Top of Extracted entries

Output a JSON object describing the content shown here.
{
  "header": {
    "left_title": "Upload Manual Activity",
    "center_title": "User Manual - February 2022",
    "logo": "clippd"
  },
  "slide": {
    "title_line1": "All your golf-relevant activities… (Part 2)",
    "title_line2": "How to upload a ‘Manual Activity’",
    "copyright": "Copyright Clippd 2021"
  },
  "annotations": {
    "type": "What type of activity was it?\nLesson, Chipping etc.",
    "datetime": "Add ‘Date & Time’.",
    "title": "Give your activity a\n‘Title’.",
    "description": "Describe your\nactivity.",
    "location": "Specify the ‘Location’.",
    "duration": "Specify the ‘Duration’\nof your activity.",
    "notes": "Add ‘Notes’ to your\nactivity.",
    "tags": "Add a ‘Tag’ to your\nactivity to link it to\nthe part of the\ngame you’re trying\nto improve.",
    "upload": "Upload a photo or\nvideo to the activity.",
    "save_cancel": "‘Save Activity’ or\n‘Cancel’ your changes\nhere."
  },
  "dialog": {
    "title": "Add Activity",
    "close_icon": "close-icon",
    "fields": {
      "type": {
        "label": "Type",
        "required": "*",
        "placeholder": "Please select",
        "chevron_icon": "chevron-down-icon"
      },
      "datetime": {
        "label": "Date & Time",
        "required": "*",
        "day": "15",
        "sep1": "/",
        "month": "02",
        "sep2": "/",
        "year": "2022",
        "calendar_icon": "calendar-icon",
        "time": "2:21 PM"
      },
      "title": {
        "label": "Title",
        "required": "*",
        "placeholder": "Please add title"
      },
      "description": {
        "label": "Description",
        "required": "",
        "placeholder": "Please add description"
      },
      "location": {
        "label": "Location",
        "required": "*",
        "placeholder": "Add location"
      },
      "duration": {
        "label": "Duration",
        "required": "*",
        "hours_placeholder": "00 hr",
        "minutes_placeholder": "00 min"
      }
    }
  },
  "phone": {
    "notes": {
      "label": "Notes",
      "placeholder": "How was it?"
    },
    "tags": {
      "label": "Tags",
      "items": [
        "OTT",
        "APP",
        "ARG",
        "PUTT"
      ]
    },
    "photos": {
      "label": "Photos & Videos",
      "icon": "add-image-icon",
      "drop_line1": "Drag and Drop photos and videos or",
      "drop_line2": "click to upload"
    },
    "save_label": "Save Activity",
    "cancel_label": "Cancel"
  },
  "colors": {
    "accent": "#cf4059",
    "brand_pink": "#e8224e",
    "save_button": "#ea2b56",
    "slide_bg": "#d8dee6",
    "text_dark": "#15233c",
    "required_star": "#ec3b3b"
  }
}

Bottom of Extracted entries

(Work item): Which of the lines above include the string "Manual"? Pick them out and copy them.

(Task response):
    "left_title": "Upload Manual Activity",
    "center_title": "User Manual - February 2022",
    "title_line2": "How to upload a ‘Manual Activity’",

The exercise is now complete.